Last year, the world lost a conservationist who lived and breathed sustainability and conservation, Michael “Elmo” Drilling.
Born and raised in Buffalo, NY, Mr. Drilling worked for the Peace Corps, USAID, and served as PRCF Director from 1996-2014, later rejoining PRCF from 2018 until his passing. His work took him from the jungles of Kalimantan in Indonesian Borneo, to the swamps of Mindanao in the Philippines, and to Vietnam and beyond.
Elmo loved adventure and enjoyed traveling; especially his stints in the U.S. Peace Corps. He had a generous heart and was known for his positivity, sense of humor, kindness, and love of the Buffalo Bills football team. He specialized in agroforestry work, and liked nothing more than to share his knowledge.
A friend and colleague Anders Pederson recalled: “His career was centered on agroforestry and capacity building in developing countries.
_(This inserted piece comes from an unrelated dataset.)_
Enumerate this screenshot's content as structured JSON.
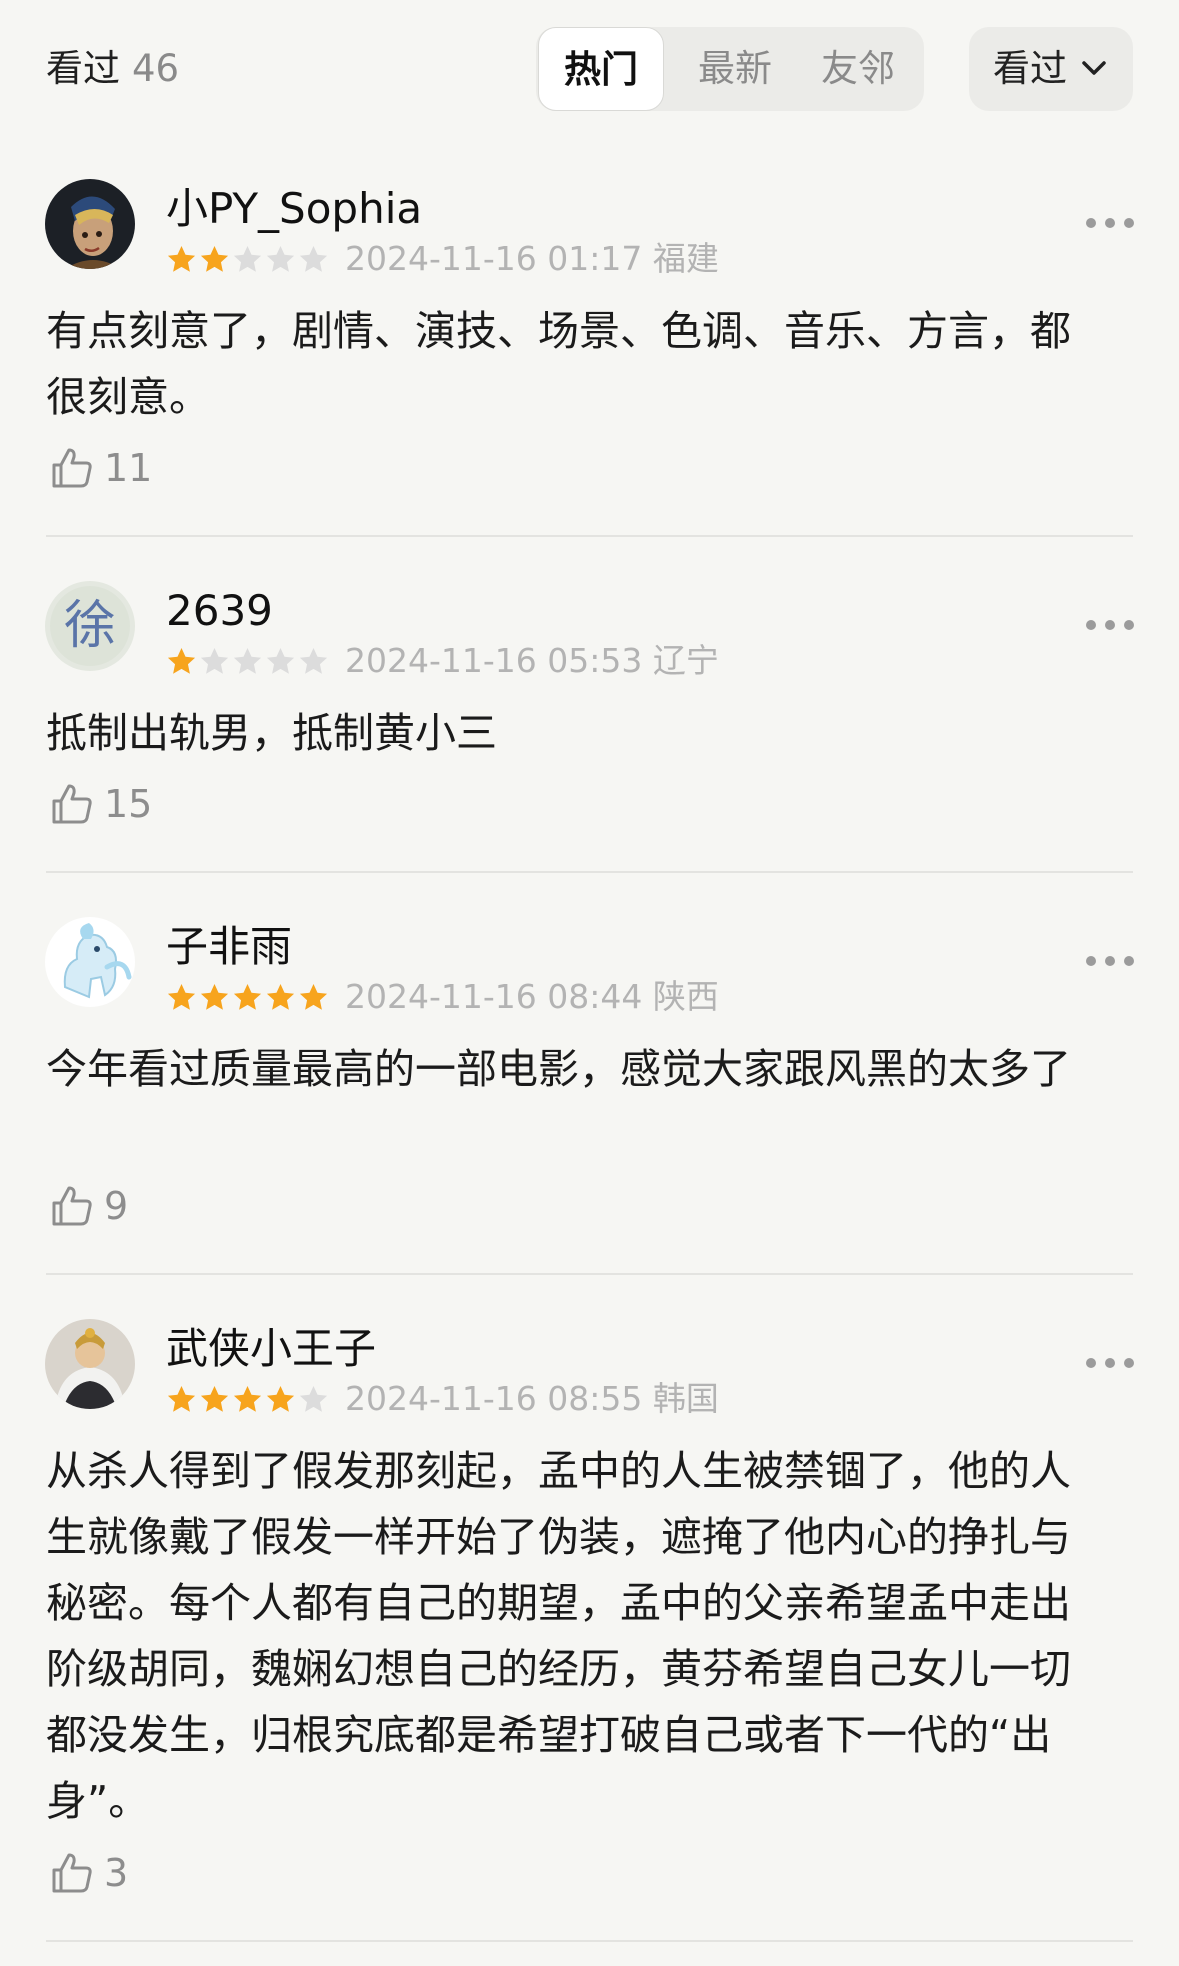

His devotion was conservation, environment, and rural development; Elmo lived his passion and shared his lifestyle with a laid-back, unhurried attitude and ‘hands-on’ education. His proactive, entertaining, and engaging style made us laugh and smile, and inspired us and stakeholders at all levels. He had a pragmatic and thoughtful approach leaving no one behind, nor letting anyone down.”
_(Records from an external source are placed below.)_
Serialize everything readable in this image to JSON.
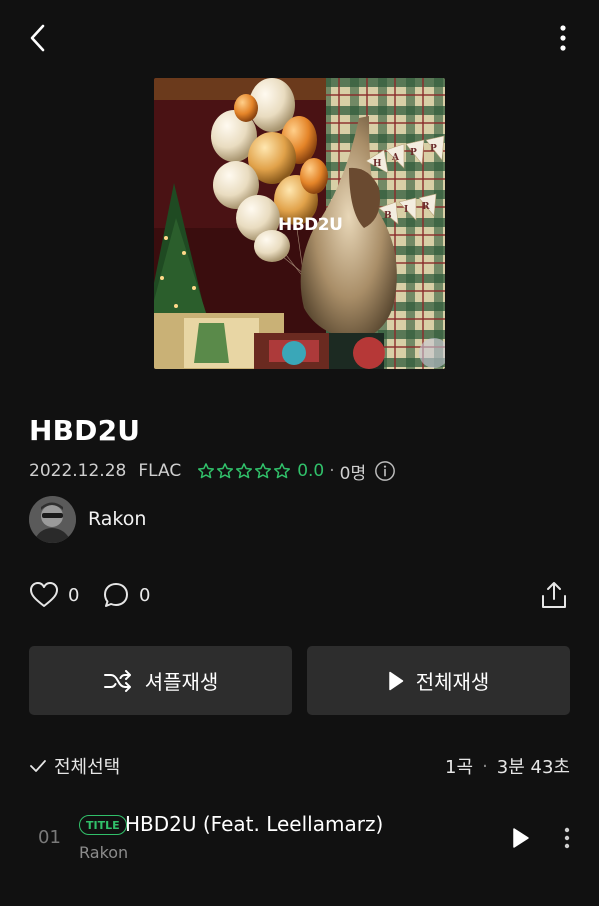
{
  "header": {
    "back_icon": "chevron-left-icon",
    "more_icon": "vertical-dots-icon"
  },
  "album": {
    "cover_text": "HBD2U",
    "title": "HBD2U",
    "release_date": "2022.12.28",
    "format": "FLAC",
    "rating": "0.0",
    "rating_count": "0명",
    "star_color": "#31c06a"
  },
  "artist": {
    "name": "Rakon"
  },
  "social": {
    "likes": "0",
    "comments": "0"
  },
  "buttons": {
    "shuffle_label": "셔플재생",
    "play_all_label": "전체재생"
  },
  "tracklist": {
    "select_all_label": "전체선택",
    "song_count": "1곡",
    "total_time": "3분 43초",
    "tracks": [
      {
        "number": "01",
        "badge": "TITLE",
        "title": "HBD2U (Feat. Leellamarz)",
        "artist": "Rakon"
      }
    ]
  }
}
Patrick Durst, a friend and colleague of 43 years, remarked on Elmo’s “meticulous approaches to conservation and agroforestry development. Elmo recognized the intricacy of healthy ecosystems and, rather than trivialize or ignore that complexity, he reveled in it.” His special talent, however, was in patiently sharing his vast practical field knowledge and teaching it to others. Elmo was a consummate “field forester” and was happiest teaching kids the proper way to plant trees, introducing people to the potential of assisted natural regeneration, and helping farmers increase their yields while strengthening the sustainability of their operations.”
As Dai Peters recalls, “We lost a good friend and a very unique, original thinker. Our academic advisor used to say ’Elmo marches to a drumbeat that the rest of us do not hear.’
We will all miss him dearly.” Fernando Potess added: “I, like many others, will miss his sense of humor, technical knowledge, and overall concern for the environment and people. I always thought that Elmo was not only a conservationist, but that he lived conservation; one of the many things I learned from him.”
Elmo passed away, at the age of 66, while doing what he loved most: working in the forest. He is dearly missed by his family and friends with whom he shared visions, laughter, music, and copious sips of beer.